■ WORK TASK
Each line of the data below that carries the word "Policy" needs to be copied.

============

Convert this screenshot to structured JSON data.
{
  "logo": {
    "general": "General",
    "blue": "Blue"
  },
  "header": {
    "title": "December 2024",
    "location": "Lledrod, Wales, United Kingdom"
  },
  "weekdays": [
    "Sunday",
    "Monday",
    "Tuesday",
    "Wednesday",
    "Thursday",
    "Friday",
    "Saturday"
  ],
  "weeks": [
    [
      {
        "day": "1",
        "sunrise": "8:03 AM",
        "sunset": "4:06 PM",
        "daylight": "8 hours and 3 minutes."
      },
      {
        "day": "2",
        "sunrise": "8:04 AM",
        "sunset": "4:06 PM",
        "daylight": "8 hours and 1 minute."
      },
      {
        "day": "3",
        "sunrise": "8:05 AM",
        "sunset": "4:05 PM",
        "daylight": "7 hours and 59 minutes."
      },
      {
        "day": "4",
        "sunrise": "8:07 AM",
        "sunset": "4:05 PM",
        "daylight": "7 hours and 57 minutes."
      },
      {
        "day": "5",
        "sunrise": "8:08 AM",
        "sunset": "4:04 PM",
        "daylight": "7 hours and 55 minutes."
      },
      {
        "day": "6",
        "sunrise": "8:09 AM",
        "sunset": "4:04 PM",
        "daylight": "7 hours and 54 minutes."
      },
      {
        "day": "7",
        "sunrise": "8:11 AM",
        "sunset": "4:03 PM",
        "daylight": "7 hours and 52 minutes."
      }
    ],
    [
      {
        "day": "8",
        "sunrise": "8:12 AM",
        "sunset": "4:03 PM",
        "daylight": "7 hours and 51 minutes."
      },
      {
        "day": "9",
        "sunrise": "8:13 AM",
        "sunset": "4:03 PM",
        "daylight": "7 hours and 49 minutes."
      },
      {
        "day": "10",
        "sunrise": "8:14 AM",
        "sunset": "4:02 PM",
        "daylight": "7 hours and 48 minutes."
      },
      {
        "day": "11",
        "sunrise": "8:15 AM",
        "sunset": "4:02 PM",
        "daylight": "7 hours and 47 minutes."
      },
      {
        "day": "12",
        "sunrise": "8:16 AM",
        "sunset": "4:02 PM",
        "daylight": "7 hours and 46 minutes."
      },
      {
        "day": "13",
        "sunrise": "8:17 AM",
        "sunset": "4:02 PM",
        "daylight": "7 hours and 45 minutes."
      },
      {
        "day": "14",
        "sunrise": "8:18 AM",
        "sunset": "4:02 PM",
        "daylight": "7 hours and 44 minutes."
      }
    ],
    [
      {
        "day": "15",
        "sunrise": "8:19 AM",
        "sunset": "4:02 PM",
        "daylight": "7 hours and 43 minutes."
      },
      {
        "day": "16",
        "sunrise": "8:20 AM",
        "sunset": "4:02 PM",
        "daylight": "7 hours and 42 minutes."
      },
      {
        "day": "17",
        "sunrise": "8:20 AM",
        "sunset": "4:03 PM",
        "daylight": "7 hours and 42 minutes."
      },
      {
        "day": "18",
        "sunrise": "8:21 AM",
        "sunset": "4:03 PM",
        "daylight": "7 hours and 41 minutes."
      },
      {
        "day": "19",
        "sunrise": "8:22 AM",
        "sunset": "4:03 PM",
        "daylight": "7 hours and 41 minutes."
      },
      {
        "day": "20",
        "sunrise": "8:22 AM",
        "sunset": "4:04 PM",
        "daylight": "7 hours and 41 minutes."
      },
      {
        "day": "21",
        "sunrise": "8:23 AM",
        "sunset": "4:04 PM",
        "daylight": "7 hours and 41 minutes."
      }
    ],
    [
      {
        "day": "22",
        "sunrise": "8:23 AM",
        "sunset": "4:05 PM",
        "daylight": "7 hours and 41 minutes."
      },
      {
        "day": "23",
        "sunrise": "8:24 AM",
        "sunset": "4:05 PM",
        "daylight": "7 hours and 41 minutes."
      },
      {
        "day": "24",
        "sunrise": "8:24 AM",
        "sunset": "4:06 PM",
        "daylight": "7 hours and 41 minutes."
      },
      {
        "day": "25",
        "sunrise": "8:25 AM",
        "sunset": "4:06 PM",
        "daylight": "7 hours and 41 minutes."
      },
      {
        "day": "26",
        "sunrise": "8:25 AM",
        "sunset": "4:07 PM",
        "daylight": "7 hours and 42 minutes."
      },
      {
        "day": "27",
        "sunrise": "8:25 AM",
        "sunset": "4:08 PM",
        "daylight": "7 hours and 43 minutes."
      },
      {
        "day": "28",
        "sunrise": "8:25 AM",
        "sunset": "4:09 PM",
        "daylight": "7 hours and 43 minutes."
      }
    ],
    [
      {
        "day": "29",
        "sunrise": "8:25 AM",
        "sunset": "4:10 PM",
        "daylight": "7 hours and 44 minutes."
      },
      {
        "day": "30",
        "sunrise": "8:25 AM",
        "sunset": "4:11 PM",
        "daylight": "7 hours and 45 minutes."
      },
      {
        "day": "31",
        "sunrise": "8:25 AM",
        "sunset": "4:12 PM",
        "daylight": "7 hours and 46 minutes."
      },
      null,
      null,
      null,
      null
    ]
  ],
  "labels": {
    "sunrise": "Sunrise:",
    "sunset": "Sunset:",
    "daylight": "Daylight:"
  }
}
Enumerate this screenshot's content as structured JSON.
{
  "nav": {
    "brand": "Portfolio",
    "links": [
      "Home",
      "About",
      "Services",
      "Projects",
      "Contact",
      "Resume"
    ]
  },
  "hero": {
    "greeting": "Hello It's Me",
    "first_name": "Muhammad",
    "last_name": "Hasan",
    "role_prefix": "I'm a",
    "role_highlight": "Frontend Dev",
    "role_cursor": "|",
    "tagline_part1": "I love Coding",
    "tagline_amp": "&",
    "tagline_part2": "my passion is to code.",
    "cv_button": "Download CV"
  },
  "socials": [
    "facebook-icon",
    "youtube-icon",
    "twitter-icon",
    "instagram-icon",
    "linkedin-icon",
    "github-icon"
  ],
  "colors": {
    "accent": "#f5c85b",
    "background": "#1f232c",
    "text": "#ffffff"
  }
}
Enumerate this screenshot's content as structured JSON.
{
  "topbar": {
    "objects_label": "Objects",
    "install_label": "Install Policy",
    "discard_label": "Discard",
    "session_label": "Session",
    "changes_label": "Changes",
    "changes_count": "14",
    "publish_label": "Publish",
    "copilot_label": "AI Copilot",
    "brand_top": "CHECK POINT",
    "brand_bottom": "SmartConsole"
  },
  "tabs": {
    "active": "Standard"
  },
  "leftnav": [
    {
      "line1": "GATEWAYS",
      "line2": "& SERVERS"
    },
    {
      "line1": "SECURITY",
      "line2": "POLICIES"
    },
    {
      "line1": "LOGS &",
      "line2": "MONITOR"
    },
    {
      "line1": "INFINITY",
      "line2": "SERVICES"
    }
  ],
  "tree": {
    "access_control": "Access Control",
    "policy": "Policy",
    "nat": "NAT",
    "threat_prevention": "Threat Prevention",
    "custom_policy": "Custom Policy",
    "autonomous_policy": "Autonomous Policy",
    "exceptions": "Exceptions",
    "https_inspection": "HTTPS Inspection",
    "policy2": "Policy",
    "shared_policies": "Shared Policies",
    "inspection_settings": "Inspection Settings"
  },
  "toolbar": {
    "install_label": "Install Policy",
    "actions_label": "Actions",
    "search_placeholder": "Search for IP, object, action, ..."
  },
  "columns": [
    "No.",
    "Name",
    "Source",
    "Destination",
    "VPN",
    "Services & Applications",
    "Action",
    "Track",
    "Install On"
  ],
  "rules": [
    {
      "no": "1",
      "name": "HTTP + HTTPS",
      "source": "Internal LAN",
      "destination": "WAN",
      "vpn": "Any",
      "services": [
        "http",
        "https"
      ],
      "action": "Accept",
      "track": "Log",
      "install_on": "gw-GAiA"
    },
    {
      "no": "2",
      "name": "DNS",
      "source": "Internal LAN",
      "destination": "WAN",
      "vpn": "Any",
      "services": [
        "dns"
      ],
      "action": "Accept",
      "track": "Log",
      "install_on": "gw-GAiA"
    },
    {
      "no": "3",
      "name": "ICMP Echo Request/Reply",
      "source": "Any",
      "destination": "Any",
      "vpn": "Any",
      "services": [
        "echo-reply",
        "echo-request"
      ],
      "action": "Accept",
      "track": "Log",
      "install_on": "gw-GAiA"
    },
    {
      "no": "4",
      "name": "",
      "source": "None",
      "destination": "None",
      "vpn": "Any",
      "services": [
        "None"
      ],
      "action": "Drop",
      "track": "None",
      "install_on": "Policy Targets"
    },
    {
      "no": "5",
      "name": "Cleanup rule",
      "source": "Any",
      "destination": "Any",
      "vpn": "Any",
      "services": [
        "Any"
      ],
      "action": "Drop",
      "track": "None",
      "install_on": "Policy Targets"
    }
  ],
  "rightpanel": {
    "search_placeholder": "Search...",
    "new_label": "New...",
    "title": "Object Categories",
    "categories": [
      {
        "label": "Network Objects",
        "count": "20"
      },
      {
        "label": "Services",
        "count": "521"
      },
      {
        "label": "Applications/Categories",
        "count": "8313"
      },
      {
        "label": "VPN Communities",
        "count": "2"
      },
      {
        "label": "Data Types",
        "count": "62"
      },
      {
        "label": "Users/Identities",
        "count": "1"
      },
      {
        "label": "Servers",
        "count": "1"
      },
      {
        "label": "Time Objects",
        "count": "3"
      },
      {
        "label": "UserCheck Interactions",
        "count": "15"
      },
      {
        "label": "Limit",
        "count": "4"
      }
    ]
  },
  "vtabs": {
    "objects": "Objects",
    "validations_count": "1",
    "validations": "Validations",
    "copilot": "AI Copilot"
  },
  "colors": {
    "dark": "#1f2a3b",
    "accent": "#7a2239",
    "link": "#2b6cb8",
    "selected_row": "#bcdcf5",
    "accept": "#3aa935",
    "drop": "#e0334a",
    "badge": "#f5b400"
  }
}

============

■ YOUR SOLUTION
    "install_label": "Install Policy",
    "policy": "Policy",
    "custom_policy": "Custom Policy",
    "autonomous_policy": "Autonomous Policy",
    "policy2": "Policy",
    "install_label": "Install Policy",
      "install_on": "Policy Targets"
      "install_on": "Policy Targets"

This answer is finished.